The English Football League hopes to gain clearance for a 25 May return to training for Championship clubs as they aim to restart with the Premier League.
English football has been halted since March amid the coronavirus crisis.
“We’re waiting for the next set of guidelines to clear things up for us a bit more as our health is paramount over playing any football,” he said.
“I don’t think many people will be willing to put themselves and their families on the line when it’s a hopeful date rather than a government-cleared and safe date.”
Unlike the Premier League’s ‘Project Restart’ which has a pathway to a return, there is not a similar model for clubs in the EFL to resume.
The EFL board and all 24 Championship clubs held a conference call on Wednesday to discuss what they should do going forward.
It is understood a target restart of 6 June has been discussed but clubs still anticipate a more likely 13 June date, in line with the Premier League.
League One and Two clubs will speak on Friday, when the prospect of ending the season seems certain to move closer.
‘Avoiding the virus’
The Office for National Statistics says black men and women are nearly twice as likely to die with coronavirus than white people in England and Wales, while people of South Asian origin are also at significantly higher risk.
Leyton Orient player-coach Jobi McAnuff said on Monday that he is unsure whether footballers’ safety can be guaranteed if the sport resumes and said he is concerned about the “disproportionate” number of deaths among people from ethnic minority backgrounds in the UK.
But Davies says he is more worried about it being safe for everyone to play again.
“I don’t think it’s been a big subject of conversation between any of the black players I’ve spoken to,” the 35-year-old told BBC Radio 4’s Today programme.
“The big concern is just whether or not it’s going to be safe.
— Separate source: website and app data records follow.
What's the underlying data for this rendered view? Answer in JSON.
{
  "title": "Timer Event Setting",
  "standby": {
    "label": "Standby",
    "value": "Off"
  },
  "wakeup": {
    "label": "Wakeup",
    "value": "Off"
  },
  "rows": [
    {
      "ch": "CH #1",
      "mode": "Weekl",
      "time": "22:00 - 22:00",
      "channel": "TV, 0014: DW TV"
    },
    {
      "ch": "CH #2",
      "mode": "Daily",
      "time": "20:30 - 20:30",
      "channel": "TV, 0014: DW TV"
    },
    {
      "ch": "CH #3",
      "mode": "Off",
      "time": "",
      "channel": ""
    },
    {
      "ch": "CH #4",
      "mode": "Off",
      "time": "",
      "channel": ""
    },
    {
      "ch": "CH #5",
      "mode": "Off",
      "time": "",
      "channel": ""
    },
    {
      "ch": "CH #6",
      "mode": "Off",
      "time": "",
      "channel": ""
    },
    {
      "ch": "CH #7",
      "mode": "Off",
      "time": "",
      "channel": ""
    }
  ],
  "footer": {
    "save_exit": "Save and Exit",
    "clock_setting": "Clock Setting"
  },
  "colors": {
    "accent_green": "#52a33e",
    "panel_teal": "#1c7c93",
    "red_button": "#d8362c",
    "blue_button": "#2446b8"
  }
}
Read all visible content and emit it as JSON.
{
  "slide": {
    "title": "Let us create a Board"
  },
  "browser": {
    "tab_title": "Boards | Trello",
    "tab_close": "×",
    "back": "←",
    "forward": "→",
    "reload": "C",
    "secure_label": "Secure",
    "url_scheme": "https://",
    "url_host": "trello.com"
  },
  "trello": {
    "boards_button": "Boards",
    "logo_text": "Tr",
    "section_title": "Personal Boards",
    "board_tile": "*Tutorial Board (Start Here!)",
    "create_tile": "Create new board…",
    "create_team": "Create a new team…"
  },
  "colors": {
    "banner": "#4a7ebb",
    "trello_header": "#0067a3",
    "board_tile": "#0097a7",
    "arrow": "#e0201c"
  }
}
I don’t think we’re singling ourselves out to be more vulnerable.
“The main concern is trying to avoid getting the virus, rather than thinking, ‘I’m black, I’ve got more chance of this.’ It’s not necessarily been a concern for me.
“It’s the side of if I were to catch up with a family member when we’re allowed to, that’s when it becomes a certain concern. And that’s when I would take serious worry.”
As an asthmatic, Davies is part of a vulnerable group and says that if players are told to wear face masks while playing, it could be an issue.
“Most of us players are obviously fit, but it’s totally different to being fit, run around with nothing on your face to run around on the pitch with the mask on your face,” he added.
“I’m an asthmatic myself. I’m sure there’s others out there. So depending on what your breathing is like, that’ll be an interesting thing moving forward as well.”